Records for the task:
====
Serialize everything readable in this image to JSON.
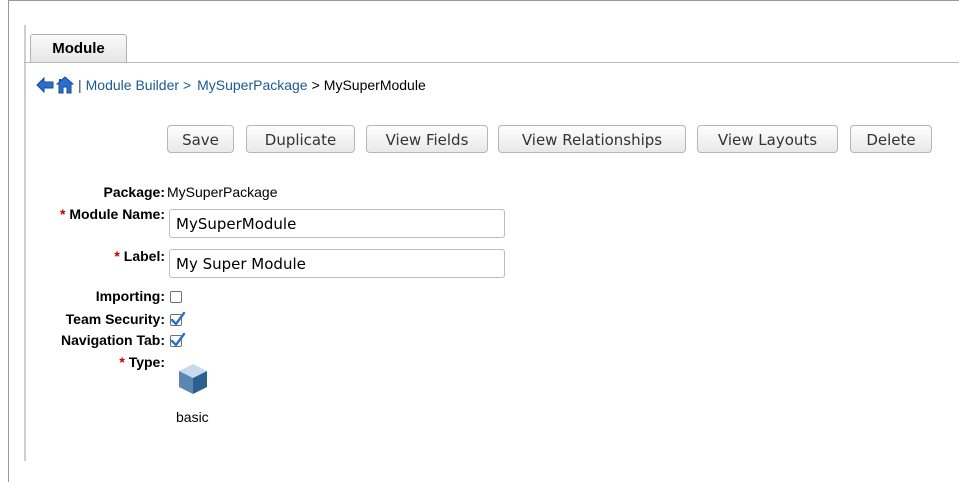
{
  "tab": {
    "label": "Module"
  },
  "breadcrumb": {
    "separator": "|",
    "module_builder": "Module Builder >",
    "package": "MySuperPackage",
    "arrow": ">",
    "module": "MySuperModule"
  },
  "toolbar": {
    "save": "Save",
    "duplicate": "Duplicate",
    "view_fields": "View Fields",
    "view_relationships": "View Relationships",
    "view_layouts": "View Layouts",
    "delete": "Delete"
  },
  "form": {
    "package_label": "Package:",
    "package_value": "MySuperPackage",
    "required_mark": "*",
    "module_name_label": "Module Name:",
    "module_name_value": "MySuperModule",
    "label_label": "Label:",
    "label_value": "My Super Module",
    "importing_label": "Importing:",
    "importing_checked": false,
    "team_security_label": "Team Security:",
    "team_security_checked": true,
    "navigation_tab_label": "Navigation Tab:",
    "navigation_tab_checked": true,
    "type_label": "Type:",
    "type_value": "basic"
  },
  "colors": {
    "link": "#1c5a93",
    "required": "#c00000",
    "check": "#2a6fd0"
  }
}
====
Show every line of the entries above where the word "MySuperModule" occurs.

Reply:
    "module": "MySuperModule"
    "module_name_value": "MySuperModule",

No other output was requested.